**Material for this task:**
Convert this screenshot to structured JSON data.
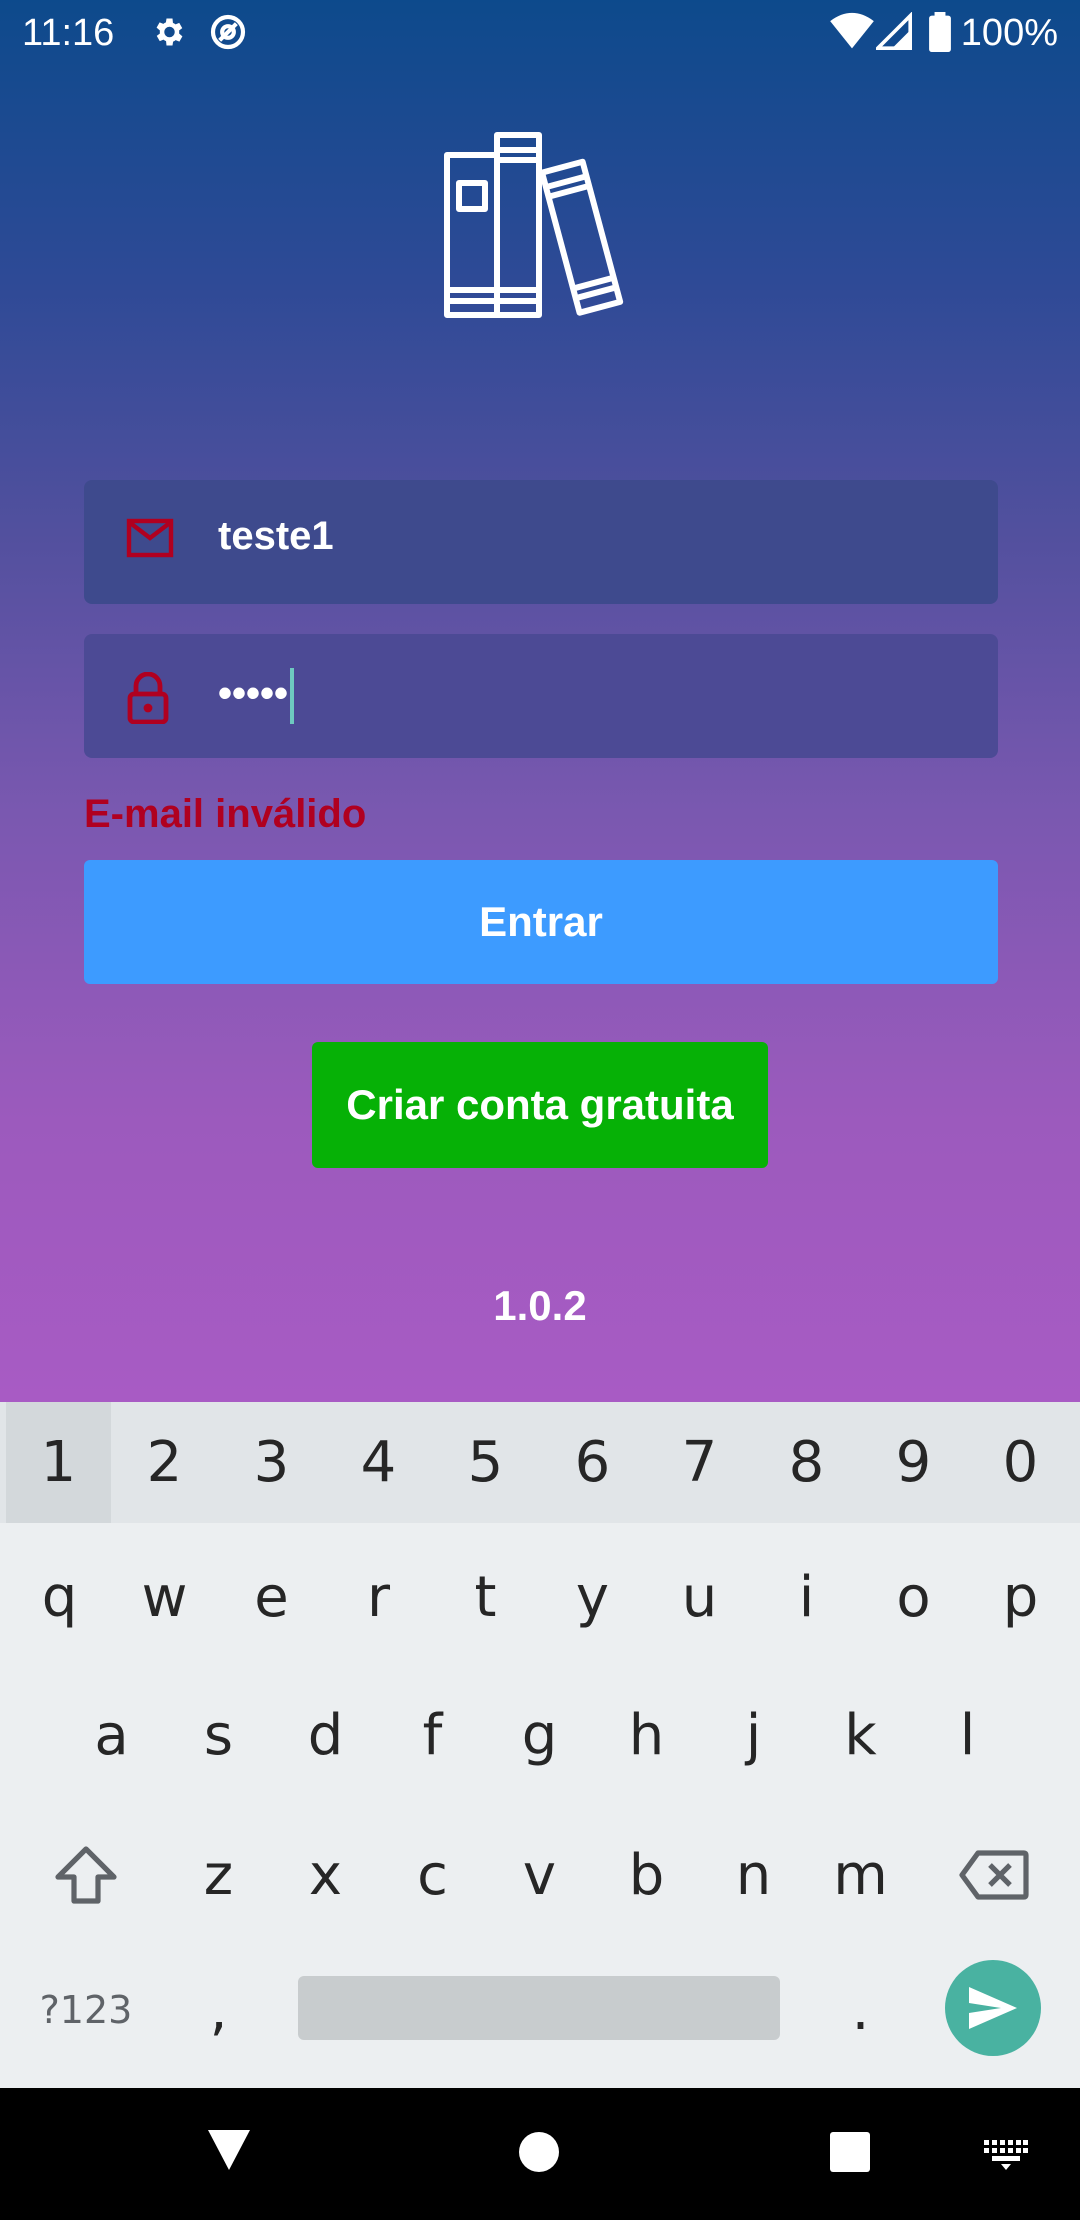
{
  "status_bar": {
    "time": "11:16",
    "battery": "100%"
  },
  "login": {
    "email_value": "teste1",
    "password_value": "•••••",
    "error_message": "E-mail inválido",
    "login_button": "Entrar",
    "create_account_button": "Criar conta gratuita",
    "version": "1.0.2"
  },
  "keyboard": {
    "number_row": [
      "1",
      "2",
      "3",
      "4",
      "5",
      "6",
      "7",
      "8",
      "9",
      "0"
    ],
    "row1": [
      "q",
      "w",
      "e",
      "r",
      "t",
      "y",
      "u",
      "i",
      "o",
      "p"
    ],
    "row2": [
      "a",
      "s",
      "d",
      "f",
      "g",
      "h",
      "j",
      "k",
      "l"
    ],
    "row3": [
      "z",
      "x",
      "c",
      "v",
      "b",
      "n",
      "m"
    ],
    "symbols_key": "?123",
    "comma_key": ",",
    "period_key": "."
  },
  "colors": {
    "accent_blue": "#3d9bff",
    "accent_green": "#06b106",
    "error_red": "#b00020"
  }
}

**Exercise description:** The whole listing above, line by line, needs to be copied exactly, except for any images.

**Output below:**
Convert this screenshot to structured JSON data.
{
  "status_bar": {
    "time": "11:16",
    "battery": "100%"
  },
  "login": {
    "email_value": "teste1",
    "password_value": "•••••",
    "error_message": "E-mail inválido",
    "login_button": "Entrar",
    "create_account_button": "Criar conta gratuita",
    "version": "1.0.2"
  },
  "keyboard": {
    "number_row": [
      "1",
      "2",
      "3",
      "4",
      "5",
      "6",
      "7",
      "8",
      "9",
      "0"
    ],
    "row1": [
      "q",
      "w",
      "e",
      "r",
      "t",
      "y",
      "u",
      "i",
      "o",
      "p"
    ],
    "row2": [
      "a",
      "s",
      "d",
      "f",
      "g",
      "h",
      "j",
      "k",
      "l"
    ],
    "row3": [
      "z",
      "x",
      "c",
      "v",
      "b",
      "n",
      "m"
    ],
    "symbols_key": "?123",
    "comma_key": ",",
    "period_key": "."
  },
  "colors": {
    "accent_blue": "#3d9bff",
    "accent_green": "#06b106",
    "error_red": "#b00020"
  }
}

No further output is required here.